── Records for the exercise
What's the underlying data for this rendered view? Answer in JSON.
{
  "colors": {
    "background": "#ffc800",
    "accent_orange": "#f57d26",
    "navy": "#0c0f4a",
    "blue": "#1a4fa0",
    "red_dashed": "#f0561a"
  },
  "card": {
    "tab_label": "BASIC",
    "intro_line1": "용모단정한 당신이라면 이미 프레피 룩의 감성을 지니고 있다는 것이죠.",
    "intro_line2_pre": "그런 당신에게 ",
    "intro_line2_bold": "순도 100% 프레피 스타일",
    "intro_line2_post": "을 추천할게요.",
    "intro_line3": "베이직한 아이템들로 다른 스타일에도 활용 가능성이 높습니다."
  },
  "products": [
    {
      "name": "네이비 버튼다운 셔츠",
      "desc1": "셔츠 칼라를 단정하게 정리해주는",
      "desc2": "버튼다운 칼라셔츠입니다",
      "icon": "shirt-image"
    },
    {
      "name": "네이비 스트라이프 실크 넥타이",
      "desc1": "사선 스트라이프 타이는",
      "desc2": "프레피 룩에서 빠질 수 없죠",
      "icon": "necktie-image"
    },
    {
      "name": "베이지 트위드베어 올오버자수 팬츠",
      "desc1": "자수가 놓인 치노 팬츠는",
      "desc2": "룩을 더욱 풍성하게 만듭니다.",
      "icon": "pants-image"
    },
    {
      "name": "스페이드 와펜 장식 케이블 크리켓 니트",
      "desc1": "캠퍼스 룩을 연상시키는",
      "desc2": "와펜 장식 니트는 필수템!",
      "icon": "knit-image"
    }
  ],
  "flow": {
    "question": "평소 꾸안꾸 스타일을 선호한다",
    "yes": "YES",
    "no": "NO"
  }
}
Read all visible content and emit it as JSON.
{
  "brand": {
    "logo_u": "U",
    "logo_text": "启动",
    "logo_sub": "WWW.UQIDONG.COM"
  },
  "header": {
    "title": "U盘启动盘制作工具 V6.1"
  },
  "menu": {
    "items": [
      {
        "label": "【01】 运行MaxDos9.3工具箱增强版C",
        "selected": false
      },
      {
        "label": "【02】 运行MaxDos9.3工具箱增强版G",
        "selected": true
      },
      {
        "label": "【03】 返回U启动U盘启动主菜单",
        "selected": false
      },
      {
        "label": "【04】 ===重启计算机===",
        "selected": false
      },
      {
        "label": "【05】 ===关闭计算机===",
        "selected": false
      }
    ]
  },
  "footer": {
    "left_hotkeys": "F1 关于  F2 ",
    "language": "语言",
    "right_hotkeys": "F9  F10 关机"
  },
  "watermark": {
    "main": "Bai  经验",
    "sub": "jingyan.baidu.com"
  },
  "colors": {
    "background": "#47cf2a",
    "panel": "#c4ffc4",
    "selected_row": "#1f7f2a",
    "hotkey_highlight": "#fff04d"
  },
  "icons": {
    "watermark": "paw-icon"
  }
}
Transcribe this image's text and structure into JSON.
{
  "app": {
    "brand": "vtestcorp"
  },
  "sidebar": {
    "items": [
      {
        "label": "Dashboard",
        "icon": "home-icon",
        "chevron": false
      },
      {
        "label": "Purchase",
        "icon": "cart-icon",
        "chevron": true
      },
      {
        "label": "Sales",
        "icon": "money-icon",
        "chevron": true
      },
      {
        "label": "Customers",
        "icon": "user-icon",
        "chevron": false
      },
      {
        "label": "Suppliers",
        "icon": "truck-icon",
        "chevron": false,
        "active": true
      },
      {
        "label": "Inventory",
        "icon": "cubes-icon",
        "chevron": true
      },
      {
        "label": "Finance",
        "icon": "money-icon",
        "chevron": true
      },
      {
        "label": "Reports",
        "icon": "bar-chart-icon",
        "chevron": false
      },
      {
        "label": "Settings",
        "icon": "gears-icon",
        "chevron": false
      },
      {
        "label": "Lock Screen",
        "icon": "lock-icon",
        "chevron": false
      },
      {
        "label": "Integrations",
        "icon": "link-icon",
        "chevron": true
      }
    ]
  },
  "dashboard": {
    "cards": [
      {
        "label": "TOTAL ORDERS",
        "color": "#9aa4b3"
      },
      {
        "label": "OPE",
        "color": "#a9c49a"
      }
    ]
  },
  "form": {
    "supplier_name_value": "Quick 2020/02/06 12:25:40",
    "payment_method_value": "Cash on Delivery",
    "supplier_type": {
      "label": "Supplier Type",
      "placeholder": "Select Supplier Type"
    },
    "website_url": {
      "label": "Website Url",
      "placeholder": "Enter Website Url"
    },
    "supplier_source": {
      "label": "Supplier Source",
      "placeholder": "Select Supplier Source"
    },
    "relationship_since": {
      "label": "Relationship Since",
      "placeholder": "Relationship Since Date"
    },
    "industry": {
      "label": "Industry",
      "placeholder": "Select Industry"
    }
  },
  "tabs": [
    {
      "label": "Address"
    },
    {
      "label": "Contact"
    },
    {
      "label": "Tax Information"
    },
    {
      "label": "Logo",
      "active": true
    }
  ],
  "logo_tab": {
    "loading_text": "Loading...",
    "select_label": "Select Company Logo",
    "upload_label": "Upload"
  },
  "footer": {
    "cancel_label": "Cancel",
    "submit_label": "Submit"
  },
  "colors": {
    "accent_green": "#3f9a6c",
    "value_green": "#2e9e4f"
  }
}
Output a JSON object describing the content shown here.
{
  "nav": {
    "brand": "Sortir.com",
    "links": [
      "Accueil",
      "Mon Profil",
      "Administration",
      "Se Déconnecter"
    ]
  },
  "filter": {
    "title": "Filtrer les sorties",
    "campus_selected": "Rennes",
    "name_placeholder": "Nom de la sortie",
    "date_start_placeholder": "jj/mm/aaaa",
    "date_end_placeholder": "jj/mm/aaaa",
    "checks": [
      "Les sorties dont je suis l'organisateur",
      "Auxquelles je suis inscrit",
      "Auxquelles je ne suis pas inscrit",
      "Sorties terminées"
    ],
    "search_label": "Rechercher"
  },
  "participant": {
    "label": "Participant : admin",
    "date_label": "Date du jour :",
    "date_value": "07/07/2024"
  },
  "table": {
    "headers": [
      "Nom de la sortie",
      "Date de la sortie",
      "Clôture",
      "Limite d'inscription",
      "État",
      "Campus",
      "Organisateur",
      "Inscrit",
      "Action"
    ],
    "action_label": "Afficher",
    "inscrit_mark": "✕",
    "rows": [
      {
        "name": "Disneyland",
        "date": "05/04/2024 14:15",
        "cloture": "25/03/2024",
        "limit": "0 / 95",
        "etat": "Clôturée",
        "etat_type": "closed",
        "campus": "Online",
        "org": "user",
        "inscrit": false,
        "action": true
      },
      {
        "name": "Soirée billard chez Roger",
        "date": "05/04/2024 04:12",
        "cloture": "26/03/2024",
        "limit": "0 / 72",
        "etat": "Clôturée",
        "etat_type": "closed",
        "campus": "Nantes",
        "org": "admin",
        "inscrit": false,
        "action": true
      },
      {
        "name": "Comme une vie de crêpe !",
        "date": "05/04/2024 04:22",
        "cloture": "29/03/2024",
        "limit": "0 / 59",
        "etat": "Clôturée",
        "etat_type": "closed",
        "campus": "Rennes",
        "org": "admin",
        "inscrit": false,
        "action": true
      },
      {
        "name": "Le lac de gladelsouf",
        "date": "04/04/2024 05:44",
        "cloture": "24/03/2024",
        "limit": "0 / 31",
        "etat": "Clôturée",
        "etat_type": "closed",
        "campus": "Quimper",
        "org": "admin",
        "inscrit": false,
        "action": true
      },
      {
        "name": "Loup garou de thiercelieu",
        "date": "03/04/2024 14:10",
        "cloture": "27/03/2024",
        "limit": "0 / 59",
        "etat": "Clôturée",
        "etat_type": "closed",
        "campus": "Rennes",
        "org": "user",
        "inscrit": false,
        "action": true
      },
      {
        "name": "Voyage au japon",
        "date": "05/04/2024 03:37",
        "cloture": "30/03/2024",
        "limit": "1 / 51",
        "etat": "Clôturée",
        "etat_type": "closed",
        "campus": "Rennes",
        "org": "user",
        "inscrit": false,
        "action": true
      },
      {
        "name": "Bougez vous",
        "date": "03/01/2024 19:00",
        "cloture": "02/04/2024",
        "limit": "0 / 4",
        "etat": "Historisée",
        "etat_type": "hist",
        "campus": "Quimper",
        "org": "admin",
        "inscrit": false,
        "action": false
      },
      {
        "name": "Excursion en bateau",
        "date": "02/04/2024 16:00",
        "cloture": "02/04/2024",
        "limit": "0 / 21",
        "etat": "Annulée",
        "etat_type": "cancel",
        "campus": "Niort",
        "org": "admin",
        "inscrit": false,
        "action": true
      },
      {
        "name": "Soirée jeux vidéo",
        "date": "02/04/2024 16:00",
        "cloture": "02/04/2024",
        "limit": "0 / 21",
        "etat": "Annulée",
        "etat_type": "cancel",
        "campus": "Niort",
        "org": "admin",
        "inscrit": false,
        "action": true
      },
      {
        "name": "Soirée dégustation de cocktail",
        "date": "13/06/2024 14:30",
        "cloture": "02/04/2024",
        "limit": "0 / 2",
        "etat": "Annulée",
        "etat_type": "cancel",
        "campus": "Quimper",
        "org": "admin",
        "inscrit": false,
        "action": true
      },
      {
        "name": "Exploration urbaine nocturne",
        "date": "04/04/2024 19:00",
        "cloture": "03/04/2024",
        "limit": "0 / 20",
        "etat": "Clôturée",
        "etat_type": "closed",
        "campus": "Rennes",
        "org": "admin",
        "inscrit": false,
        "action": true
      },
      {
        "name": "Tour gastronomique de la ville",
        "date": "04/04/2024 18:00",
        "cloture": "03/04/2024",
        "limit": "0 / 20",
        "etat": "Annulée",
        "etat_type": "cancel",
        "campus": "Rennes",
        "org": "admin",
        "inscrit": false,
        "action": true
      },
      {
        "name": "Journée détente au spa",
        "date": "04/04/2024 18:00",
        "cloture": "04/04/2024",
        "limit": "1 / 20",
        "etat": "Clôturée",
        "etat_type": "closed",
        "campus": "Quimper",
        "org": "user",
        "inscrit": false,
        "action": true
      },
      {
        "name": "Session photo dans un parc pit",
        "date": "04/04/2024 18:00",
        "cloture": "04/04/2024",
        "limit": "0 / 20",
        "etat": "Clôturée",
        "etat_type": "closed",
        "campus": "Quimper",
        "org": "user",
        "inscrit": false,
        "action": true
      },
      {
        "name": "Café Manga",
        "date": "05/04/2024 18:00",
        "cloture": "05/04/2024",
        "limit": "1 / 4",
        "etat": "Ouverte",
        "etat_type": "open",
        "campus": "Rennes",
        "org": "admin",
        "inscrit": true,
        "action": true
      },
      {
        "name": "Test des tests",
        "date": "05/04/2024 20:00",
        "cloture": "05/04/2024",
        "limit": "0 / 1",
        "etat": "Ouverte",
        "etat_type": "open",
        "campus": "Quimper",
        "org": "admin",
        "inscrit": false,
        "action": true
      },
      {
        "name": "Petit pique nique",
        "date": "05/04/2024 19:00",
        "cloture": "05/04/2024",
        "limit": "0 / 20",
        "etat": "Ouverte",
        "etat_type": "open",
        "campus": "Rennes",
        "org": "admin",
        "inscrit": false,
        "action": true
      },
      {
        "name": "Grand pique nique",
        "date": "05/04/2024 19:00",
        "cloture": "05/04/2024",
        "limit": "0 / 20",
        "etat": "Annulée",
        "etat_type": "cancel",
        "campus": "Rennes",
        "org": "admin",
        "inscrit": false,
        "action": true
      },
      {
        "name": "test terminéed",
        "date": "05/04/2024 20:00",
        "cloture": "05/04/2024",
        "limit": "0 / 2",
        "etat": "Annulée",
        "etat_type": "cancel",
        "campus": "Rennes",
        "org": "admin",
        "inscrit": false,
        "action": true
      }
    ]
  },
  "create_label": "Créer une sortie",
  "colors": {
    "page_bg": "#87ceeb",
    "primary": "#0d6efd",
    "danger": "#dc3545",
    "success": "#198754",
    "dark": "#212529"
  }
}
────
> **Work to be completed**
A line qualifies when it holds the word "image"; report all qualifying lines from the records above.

> **Result of this exercise**
      "icon": "shirt-image"
      "icon": "necktie-image"
      "icon": "pants-image"
      "icon": "knit-image"
Transcribe this image's text and structure into JSON.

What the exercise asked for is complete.